We’re already seeing questions posted on the forum since the mating pictures were posted about when eggs can be expected… we can go straight to the experts 🙂

Thanks Reese and Libby

This will help all of who watch nest and all who will in the future.

Thank you for this site. What a great eagle “season” this will be.

Yesterday evening the male brought a fish back to the nest and dropped it off for the female to eat. I know he will do this while she is sitting on eggs or feeding young but in your observations is this common practice for most Eagle pairs even before they start thinking about nesting? Maybe a way of them renewing their bond? We saw this last year as well…just curious if this happens with other Eagles or is it just this pair. Keep up the great work and I look forward to learning a lot more about Eagle behavior.

I forgot to add something about the “renewing their bond” comment. I’ve noticed with smaller birds (I’ve seen Cardinals do it) females will allow the male to feed them before they start nesting and was told that this is a way for her to pick a mate to see if he can provide for the young.

Duane – I believe that the “pair bond” between the two NBG adults is well established. They have been a “pair” since Jan 2002 But you and others noticed that the male brought the fish to the nest last night for his mate. Is this action a sign that they are close to egg laying? I posed that question to the two most knowledgable eagle experts in Virginia, Dr. Mitchell Byrd and Dr. Bryan Watts of CCB. Both responded “I believe so”. Not enough study has been made of nest behavior to give a definite answer.
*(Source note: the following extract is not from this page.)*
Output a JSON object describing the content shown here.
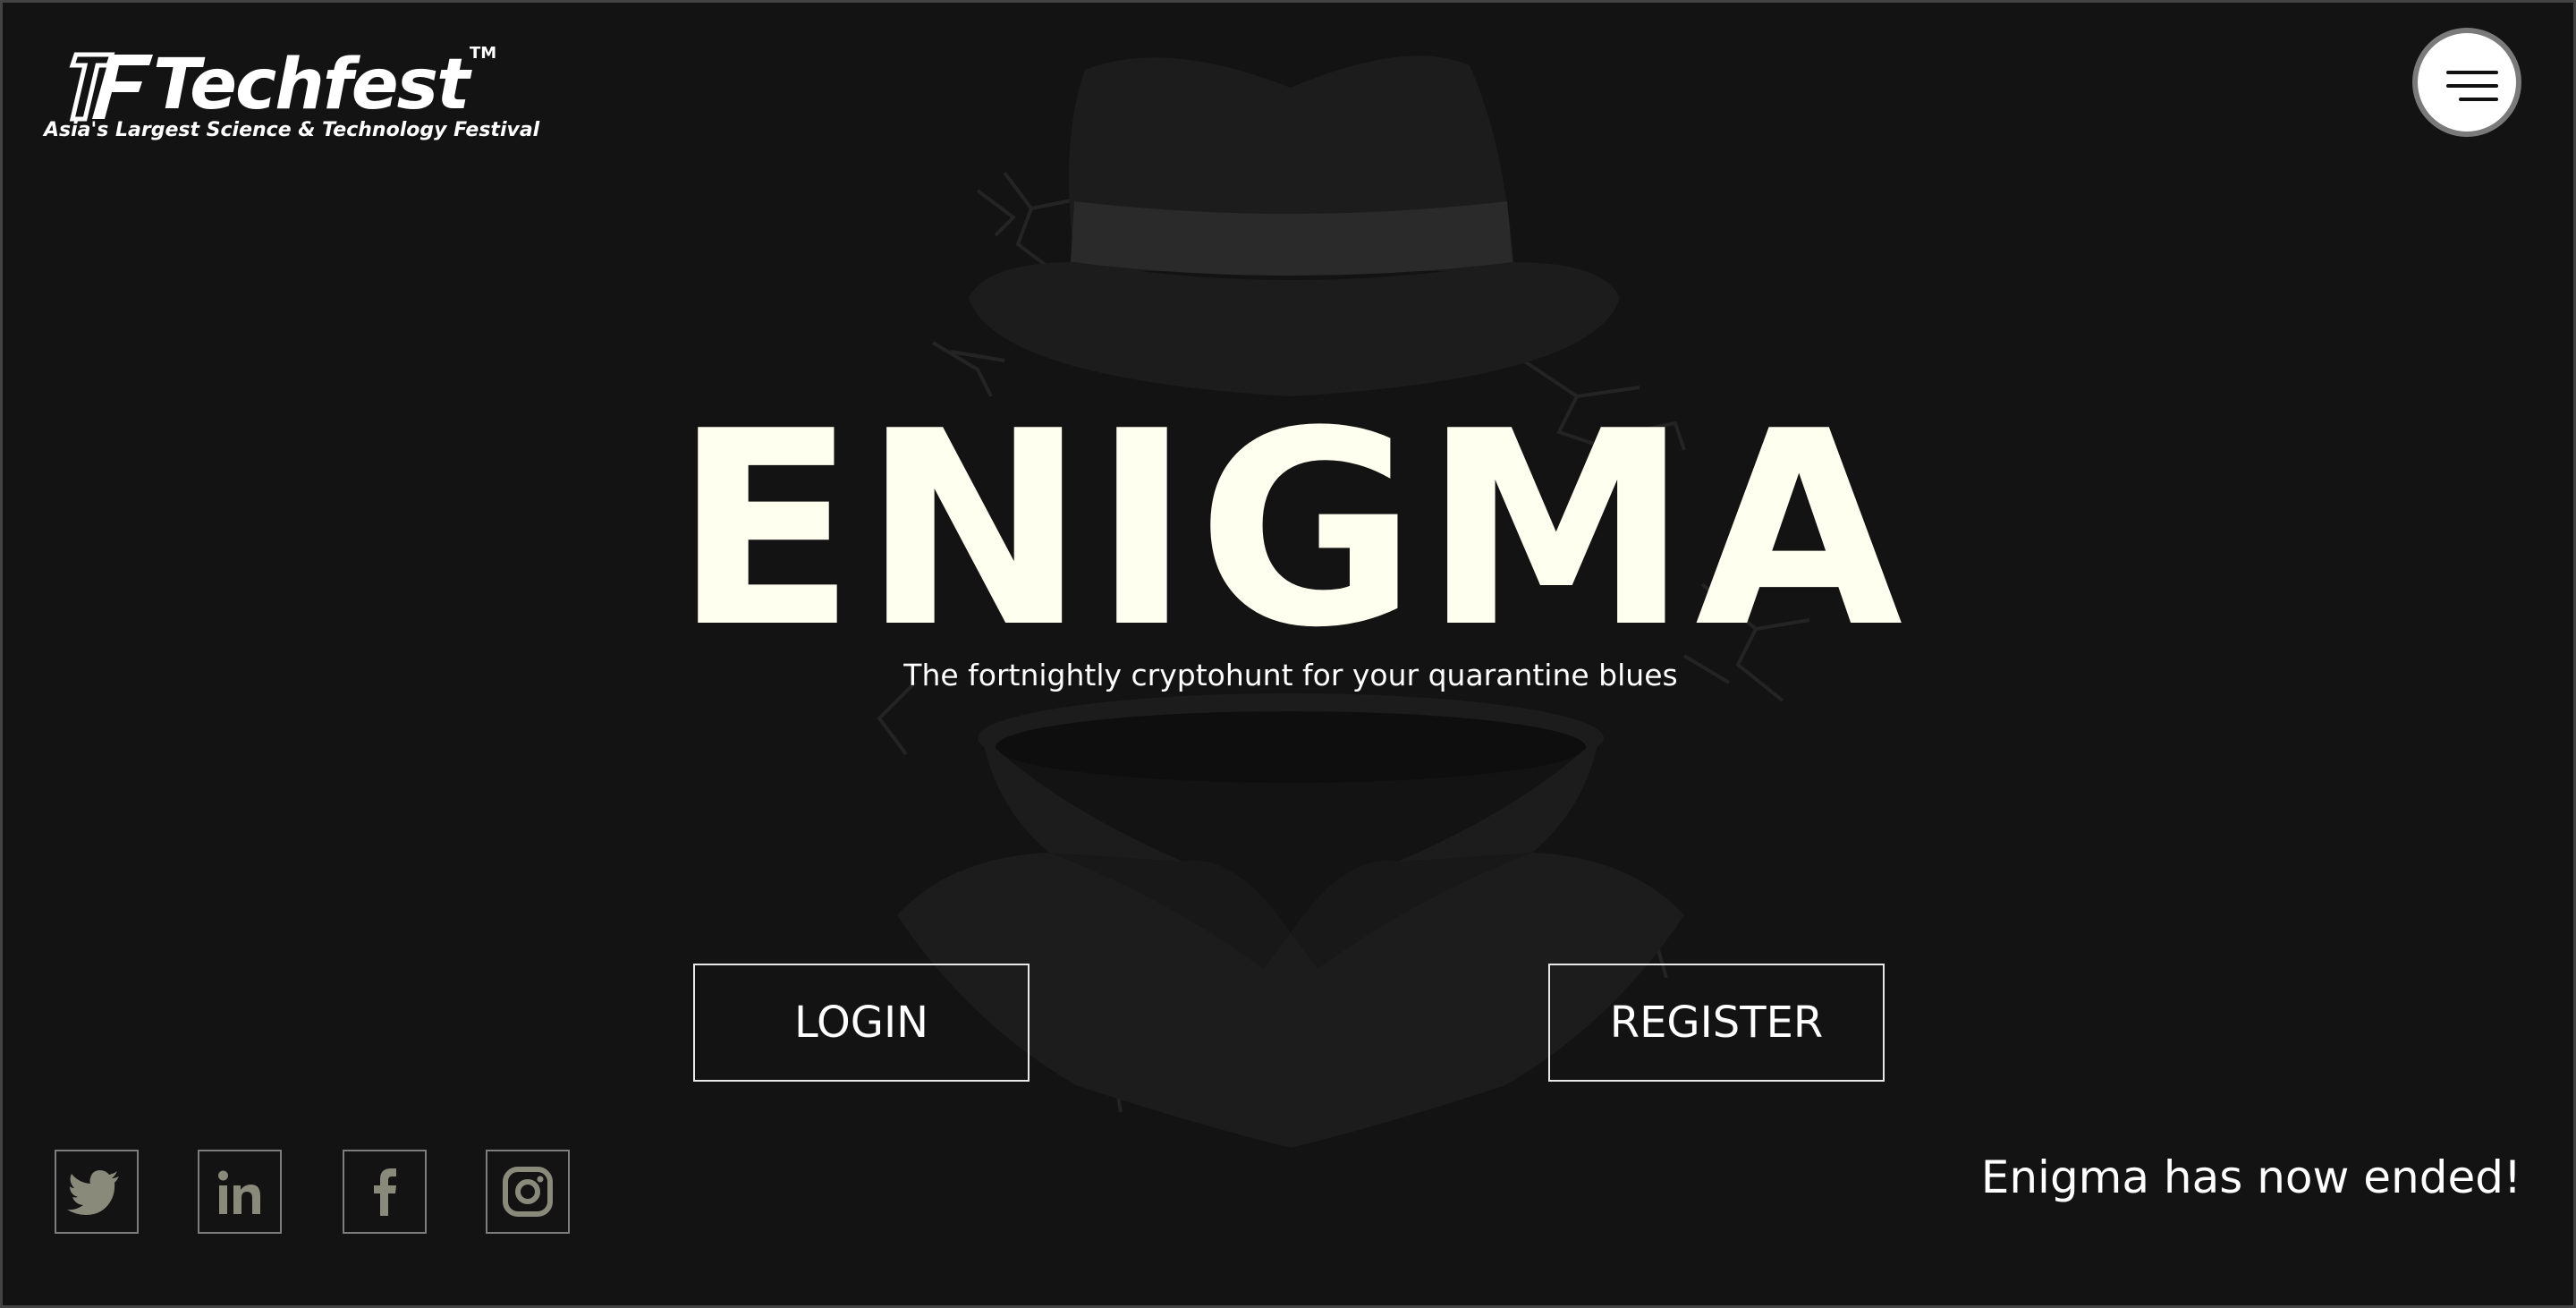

Having cameras and live web cams at bald eagle nests is still relatively new, and will provide the opportunity to answer that question and many others.

Thanks for the new site!
So they have been seen mating!?! Have seen pictures of him hopping on but no real “action”. Do we have a date to start calculating possible egg laying?